SUMMER is certainly flathead time! Catches have been up lately, even though the weather has been very dry. These kind of results show that the flatties will always come in to spawn, drought or no drought.
If you’re chasing lizards on the long rod, shallow water gives you the best chance of success. Flatties won't take a stationary fly; you have to retrieve it to interest them. If you’re fishing in deeper water, slack develops in the fly line and you can never be sure whether the fly is right near the bottom or travelling further up. To iron out such difficulties, fish in water no deeper than a metre and a half.
In this sort of scenario there are two options. The first is to wade the edges while maintaining a low profile and casting well ahead. This should not scare fish if you make long casts and proceed quite slowly.
The second option is to drift a likely-looking bank and cast from a boat. This is a good option providing you don’t have the engine running while the boat is near the bank. An electric motor is a great asset for this kind of fishing.
So how close in should you look for fish? Well, I've seen flathead over 70cm come from water so shallow that they half jumped as they hit the fly. Now that's close in! This is why you need stealth when fishing the shallows.
A long cast into shallow water will see the fly quickly descend, and then you can commence the short, sharp strip retrieve that will make a waiting flathead take a swipe at your fly.
Flathead sometimes mooch right up into the very edges, but they are less inclined to do so (in hard-fished waters) once the sun is shining brightly. Being out on the water at four on a Summer morning, and casting a fly right into the shallow edges of a bank with some sort of cover – like the weed beds and mud clumps at the ‘Pin – with the tide rising and without another fisher there, always puts some anticipation into my casting. I know the fish are almost certain to be there.
At the moment there’s a trend to fish ultra-light with fly tackle. The next mack tuna taken on a 4-weight rod won't be the first one for this Summer, I'll bet! Even a large flathead probably won't take much subduing on a 5-weight fly rod, provided you keep your cool while the initial take-off is controlled, and then (if boat fishing) you watch out for violent line-destroying head shaking as the fish comes near the surface.
However, when using light gear it’s awfully hard to cast big flies if there’s some breeze (a big bonus to hide the angler) kicking up a bit of chop. That’s why I always use an 8-weight rod for flathead. My Loomis Mega is matched with a Scientific Angler's Striper Four fast-sinking line. Although the sinking line demands that I retrieve most of it before making another presentation of the fly, the gear is a joy to use. The easy way in which the rod and line combine means that it’s not a chore to cast and retrieve hundreds of casts in a session – each one as far as I can get it to go!

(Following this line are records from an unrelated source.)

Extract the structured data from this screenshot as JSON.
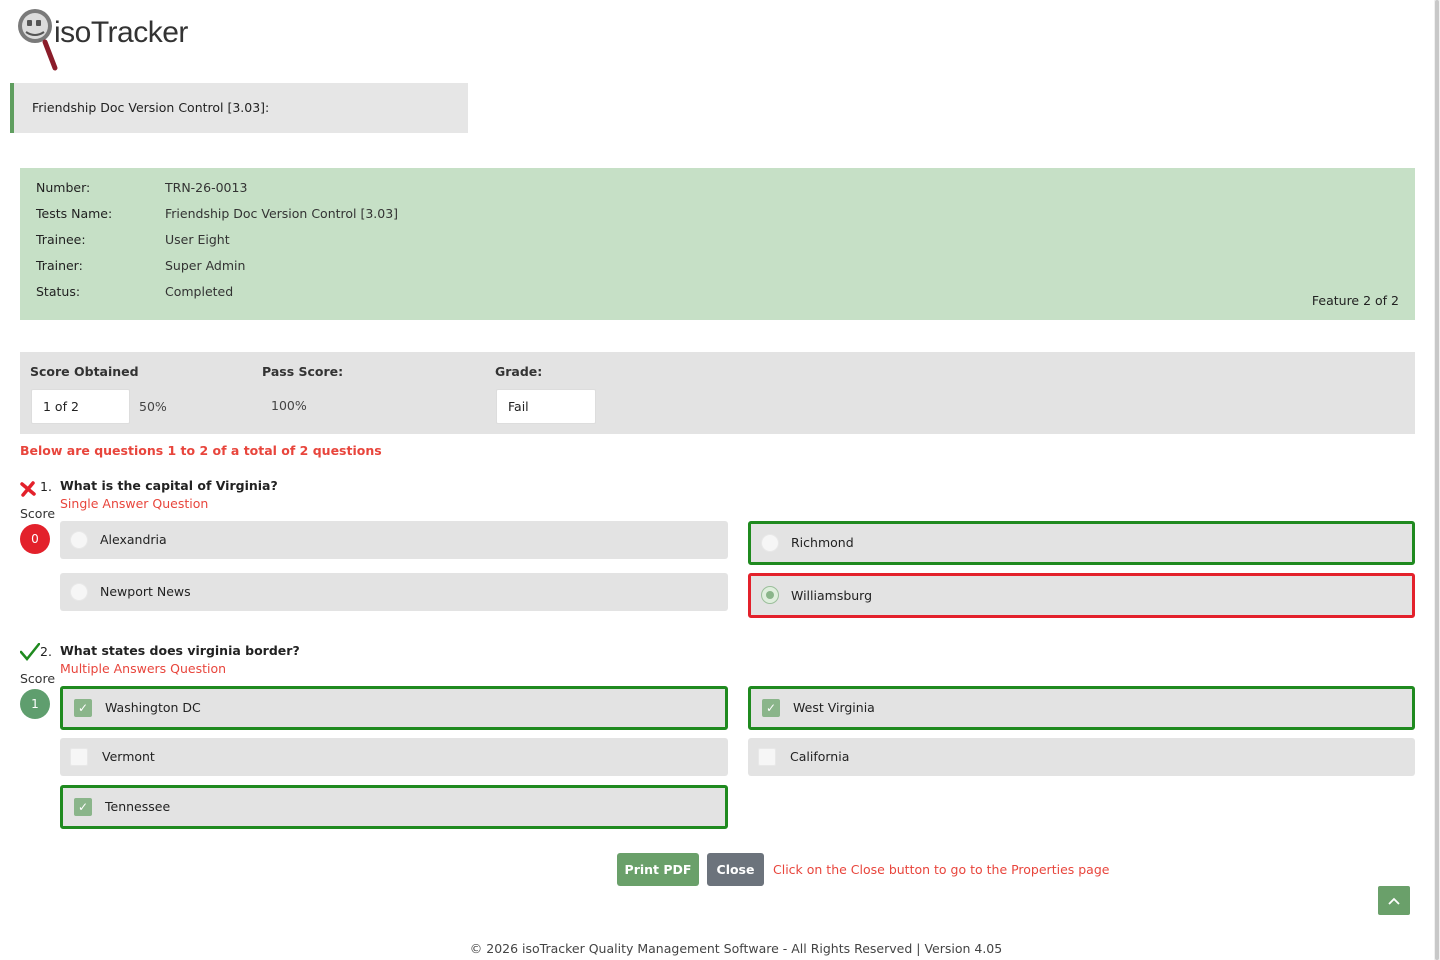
{
  "logo": {
    "text": "isoTracker",
    "icon": "magnifier-icon"
  },
  "title": "Friendship Doc Version Control [3.03]:",
  "info": {
    "rows": [
      {
        "label": "Number:",
        "value": "TRN-26-0013"
      },
      {
        "label": "Tests Name:",
        "value": "Friendship Doc Version Control [3.03]"
      },
      {
        "label": "Trainee:",
        "value": "User Eight"
      },
      {
        "label": "Trainer:",
        "value": "Super Admin"
      },
      {
        "label": "Status:",
        "value": "Completed"
      }
    ],
    "feature": "Feature 2 of 2"
  },
  "score": {
    "obtained_label": "Score Obtained",
    "obtained_value": "1 of 2",
    "percent": "50%",
    "pass_label": "Pass Score:",
    "pass_value": "100%",
    "grade_label": "Grade:",
    "grade_value": "Fail"
  },
  "questions_note": "Below are questions 1 to 2 of a total of 2 questions",
  "questions": [
    {
      "number": "1.",
      "text": "What is the capital of Virginia?",
      "type": "Single Answer Question",
      "result": "wrong",
      "score_caption": "Score",
      "score": "0",
      "options": [
        {
          "label": "Alexandria",
          "selected": false,
          "state": "none"
        },
        {
          "label": "Richmond",
          "selected": false,
          "state": "correct"
        },
        {
          "label": "Newport News",
          "selected": false,
          "state": "none"
        },
        {
          "label": "Williamsburg",
          "selected": true,
          "state": "wrong"
        }
      ]
    },
    {
      "number": "2.",
      "text": "What states does virginia border?",
      "type": "Multiple Answers Question",
      "result": "correct",
      "score_caption": "Score",
      "score": "1",
      "options": [
        {
          "label": "Washington DC",
          "selected": true,
          "state": "correct"
        },
        {
          "label": "West Virginia",
          "selected": true,
          "state": "correct"
        },
        {
          "label": "Vermont",
          "selected": false,
          "state": "none"
        },
        {
          "label": "California",
          "selected": false,
          "state": "none"
        },
        {
          "label": "Tennessee",
          "selected": true,
          "state": "correct"
        }
      ]
    }
  ],
  "buttons": {
    "print": "Print PDF",
    "close": "Close"
  },
  "close_note": "Click on the Close button to go to the Properties page",
  "footer": {
    "copyright": "© 2026 isoTracker Quality Management Software - All Rights Reserved | Version 4.05"
  },
  "colors": {
    "green": "#1f8a1f",
    "red": "#e3212b",
    "accent": "#6aa06a",
    "info_bg": "#c6e0c6"
  }
}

For my flathead fishing I rely on the larger Abu Garcia fly reel, which holds quite a lot of backing and has a drag that easily controls one of these blokes. I always give the reel a good wash-down when I return home, and find it entirely adequate for this style of fishing. The same rod, reel, and line doubles as my deep water bass outfit in Winter.
There are plenty of wet flies that might take a flathead, provided the fish are plentiful enough and you know what you’re about. But I reckon the best patterns to start with are the old faithful Lefty's Deceiver and Clouser Deep Minnow. These were my favourites last month when Denise and I caught a some great flathead. The only way my fly choices have differed from last year is that I've taken a hint from my bass fishing and upsized the offering.
This year, I tied my Deceivers and some Clousers on hooks varying from 1/0 to 3/0, the Gamakatsu SL12S proving ever sharp and very strong. The hooks have sufficient mass to 'keel' a fly and ensure that a 20cm long Deceiver swims correctly.
Colours that worked for me have been all white with plenty of sparkle, plus red and yellow with some green sparkle flash thrown in for good measure.
Fluorocarbon line makes for great, hard-to-see leader and tippets, and will withstand a lot of abrasion from those nasty flathead teeth. I connect around a metre and a half of 10kg fluorocarbon to the loop on the end of the fly line, and a tippet of 55cm of 7kg Siglon Sinking at the business end of the fly line. This tippet is my personal favourite when chasing flathead.
I favour a loop knot to tie my fly onto the tippet. I've used Rod Harrison's loop on even tuna flies in the last few years, and I've yet to have one fail me. Naturally, I always lubricate the knot when drawing the loop into the closed position.
The important thing to remember about this style of fly fishing is that you can’t expect a flathead to hook up every five minutes. You’ll need to do a lot of casting but, if you do things right, a fish or two will certainly come your way. That nice one Denise is holding came along after about 20 minutes of searching out areas of bank at Jumpinpin. And her next cast took another fish! So if you want success, you need to make the effort.
1) I've upsized my flathead flies from last year, but my favourite patterns are still the Lefty's Deceiver and Clouser Deep Minnow.
2) Denise with her personal best flathead.
3) This pretty flathead fell for a Deceiver-style fly in yellow with a red collar of marabou.Reads: 720